▸ **Exercise requirements**
Whenever a line of the entries below holds the string "exit", copy that line and return it.
+++ Records for this task
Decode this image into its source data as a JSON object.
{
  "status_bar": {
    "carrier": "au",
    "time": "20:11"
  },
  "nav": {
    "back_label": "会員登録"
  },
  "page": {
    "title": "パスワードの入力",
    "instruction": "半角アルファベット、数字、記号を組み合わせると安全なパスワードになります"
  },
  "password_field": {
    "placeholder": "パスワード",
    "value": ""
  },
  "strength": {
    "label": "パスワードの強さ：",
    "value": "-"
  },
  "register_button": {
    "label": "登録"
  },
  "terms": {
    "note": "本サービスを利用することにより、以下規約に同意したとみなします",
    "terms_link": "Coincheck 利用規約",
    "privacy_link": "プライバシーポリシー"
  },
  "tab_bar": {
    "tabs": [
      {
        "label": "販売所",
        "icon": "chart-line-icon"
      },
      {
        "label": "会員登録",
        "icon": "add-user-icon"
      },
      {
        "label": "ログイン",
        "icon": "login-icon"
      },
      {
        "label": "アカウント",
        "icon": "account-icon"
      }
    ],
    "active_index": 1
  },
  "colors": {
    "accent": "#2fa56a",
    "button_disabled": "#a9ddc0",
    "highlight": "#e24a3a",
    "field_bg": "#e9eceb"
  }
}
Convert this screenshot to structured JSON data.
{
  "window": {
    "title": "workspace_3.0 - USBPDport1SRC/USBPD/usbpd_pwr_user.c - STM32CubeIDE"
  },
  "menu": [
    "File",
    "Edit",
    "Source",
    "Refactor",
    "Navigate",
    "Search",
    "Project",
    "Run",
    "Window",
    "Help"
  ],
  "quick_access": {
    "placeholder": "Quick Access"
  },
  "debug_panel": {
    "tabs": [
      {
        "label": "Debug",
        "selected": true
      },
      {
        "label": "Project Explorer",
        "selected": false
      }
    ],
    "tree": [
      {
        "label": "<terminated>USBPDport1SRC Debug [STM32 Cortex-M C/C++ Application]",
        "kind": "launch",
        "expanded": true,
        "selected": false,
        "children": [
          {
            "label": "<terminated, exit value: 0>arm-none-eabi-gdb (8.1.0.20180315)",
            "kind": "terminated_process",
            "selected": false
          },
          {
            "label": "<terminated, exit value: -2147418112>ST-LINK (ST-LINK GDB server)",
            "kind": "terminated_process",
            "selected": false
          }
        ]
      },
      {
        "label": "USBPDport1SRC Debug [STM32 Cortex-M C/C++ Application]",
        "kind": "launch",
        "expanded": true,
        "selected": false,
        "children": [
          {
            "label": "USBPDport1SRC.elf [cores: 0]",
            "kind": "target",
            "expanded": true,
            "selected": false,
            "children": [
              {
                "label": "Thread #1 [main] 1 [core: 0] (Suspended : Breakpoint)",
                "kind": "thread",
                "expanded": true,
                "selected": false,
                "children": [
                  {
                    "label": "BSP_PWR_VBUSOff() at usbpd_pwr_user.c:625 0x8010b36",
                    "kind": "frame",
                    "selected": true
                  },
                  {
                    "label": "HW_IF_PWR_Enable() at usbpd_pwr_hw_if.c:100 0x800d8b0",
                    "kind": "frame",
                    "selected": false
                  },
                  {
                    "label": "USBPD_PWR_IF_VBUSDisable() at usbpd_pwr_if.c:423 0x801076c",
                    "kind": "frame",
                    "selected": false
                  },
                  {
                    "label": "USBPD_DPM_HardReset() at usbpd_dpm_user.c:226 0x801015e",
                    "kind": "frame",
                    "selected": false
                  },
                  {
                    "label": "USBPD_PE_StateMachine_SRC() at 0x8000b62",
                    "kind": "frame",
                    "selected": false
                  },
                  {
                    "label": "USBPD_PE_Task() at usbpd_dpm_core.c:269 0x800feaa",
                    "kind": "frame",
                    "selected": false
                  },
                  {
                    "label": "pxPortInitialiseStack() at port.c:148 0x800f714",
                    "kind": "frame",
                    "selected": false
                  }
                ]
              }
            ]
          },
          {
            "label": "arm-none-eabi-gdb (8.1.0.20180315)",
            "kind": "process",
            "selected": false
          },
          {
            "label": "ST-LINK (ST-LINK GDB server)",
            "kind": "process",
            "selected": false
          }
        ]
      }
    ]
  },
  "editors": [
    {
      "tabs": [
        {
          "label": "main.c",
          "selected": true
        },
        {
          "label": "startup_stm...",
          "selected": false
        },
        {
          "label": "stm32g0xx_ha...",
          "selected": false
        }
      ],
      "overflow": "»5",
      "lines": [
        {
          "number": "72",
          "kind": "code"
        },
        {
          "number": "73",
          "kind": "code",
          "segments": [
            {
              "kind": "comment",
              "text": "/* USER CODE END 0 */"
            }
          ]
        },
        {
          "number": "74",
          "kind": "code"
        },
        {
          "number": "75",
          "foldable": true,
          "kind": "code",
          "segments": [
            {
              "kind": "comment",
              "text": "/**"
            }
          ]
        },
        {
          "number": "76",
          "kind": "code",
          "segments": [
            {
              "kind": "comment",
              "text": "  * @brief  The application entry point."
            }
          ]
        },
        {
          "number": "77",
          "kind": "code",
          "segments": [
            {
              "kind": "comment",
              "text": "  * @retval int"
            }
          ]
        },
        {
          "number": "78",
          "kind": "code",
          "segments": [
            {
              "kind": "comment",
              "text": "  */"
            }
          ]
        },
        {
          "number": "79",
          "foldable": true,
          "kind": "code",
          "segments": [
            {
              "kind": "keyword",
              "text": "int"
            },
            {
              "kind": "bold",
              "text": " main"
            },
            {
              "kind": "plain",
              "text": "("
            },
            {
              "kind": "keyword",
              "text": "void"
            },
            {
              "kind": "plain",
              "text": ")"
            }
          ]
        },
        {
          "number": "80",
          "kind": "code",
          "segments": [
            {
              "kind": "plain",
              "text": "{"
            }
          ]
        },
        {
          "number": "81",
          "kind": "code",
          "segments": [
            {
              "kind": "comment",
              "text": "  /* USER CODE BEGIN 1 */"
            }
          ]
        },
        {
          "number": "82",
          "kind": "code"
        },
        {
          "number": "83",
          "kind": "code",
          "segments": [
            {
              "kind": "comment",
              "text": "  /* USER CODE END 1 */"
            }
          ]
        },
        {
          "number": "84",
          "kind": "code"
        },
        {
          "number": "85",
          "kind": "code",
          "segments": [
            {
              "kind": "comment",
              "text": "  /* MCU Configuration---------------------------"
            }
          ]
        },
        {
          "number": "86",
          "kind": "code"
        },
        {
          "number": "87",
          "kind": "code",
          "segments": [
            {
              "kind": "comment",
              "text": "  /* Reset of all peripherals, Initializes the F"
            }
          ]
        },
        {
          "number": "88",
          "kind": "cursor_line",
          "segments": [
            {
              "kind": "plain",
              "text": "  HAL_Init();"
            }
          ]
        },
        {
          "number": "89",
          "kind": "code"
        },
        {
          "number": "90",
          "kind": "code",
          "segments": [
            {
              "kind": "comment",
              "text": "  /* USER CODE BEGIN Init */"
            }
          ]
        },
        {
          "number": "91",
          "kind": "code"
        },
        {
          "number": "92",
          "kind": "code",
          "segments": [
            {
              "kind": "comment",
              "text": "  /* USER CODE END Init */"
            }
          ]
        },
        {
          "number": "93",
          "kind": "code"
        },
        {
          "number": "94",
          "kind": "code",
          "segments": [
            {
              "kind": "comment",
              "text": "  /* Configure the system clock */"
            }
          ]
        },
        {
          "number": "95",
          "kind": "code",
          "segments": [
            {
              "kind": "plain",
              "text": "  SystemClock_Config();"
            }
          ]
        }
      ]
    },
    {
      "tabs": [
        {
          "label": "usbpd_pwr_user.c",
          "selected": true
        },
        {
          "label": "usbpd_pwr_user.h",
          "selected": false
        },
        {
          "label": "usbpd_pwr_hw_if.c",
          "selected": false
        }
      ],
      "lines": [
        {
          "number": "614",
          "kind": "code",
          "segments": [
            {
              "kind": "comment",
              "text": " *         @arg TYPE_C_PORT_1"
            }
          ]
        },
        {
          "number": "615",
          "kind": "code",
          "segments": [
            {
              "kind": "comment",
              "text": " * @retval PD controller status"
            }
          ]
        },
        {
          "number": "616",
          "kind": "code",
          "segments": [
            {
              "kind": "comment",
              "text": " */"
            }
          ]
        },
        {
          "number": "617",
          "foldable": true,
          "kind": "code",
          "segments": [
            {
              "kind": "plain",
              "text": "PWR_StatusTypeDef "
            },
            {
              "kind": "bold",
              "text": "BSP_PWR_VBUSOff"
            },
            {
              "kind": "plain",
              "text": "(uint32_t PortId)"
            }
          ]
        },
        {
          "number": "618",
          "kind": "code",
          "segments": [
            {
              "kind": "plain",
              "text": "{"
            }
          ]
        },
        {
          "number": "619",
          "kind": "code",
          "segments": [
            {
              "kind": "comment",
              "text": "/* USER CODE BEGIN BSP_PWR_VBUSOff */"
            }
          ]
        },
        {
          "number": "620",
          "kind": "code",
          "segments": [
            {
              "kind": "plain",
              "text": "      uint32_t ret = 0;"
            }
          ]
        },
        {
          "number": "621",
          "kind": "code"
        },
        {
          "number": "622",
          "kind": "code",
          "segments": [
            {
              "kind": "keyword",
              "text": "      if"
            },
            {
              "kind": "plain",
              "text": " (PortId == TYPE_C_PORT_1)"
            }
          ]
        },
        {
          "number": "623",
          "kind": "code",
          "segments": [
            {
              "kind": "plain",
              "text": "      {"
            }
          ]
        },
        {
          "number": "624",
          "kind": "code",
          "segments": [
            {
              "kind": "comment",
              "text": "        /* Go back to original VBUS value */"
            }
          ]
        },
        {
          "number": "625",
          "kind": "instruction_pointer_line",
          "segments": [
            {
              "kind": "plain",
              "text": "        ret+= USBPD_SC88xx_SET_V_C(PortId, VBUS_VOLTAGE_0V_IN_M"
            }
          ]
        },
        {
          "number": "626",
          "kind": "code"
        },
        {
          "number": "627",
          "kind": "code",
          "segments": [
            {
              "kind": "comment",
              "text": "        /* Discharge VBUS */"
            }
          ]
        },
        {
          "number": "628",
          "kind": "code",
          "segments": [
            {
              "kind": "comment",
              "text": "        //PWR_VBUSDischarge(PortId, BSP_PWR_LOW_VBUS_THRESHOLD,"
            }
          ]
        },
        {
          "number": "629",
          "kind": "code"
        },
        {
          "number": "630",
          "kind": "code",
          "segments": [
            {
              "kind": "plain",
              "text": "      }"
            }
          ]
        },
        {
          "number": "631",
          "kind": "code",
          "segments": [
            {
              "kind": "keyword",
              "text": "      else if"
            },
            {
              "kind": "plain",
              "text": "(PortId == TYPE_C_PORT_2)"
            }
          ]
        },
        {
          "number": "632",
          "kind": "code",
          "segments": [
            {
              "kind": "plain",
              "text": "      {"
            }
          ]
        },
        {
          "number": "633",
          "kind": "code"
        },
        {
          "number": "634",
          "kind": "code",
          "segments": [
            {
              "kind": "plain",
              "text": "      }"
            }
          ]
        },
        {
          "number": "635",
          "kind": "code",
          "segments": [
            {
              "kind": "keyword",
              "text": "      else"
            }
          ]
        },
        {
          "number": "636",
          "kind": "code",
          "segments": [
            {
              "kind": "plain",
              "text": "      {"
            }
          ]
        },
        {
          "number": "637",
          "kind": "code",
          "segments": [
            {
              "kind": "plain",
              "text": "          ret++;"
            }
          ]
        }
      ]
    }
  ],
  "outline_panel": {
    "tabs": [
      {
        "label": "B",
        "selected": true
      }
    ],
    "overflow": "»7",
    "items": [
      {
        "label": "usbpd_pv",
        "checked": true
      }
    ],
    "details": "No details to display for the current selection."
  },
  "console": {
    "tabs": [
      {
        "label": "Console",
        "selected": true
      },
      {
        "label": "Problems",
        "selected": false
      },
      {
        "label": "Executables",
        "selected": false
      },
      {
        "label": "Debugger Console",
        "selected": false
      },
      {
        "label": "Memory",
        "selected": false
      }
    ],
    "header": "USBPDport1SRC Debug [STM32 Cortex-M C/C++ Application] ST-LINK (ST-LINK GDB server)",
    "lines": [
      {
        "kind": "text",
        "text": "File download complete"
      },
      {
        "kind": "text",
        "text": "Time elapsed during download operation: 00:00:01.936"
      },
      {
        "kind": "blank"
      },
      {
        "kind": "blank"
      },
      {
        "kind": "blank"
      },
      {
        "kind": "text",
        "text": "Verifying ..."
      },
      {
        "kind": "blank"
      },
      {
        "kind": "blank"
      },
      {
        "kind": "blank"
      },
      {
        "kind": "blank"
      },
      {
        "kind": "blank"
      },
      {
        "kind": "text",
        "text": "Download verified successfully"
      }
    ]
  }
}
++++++
▸ **Answer to this exercise**
            "label": "<terminated, exit value: 0>arm-none-eabi-gdb (8.1.0.20180315)",
            "label": "<terminated, exit value: -2147418112>ST-LINK (ST-LINK GDB server)",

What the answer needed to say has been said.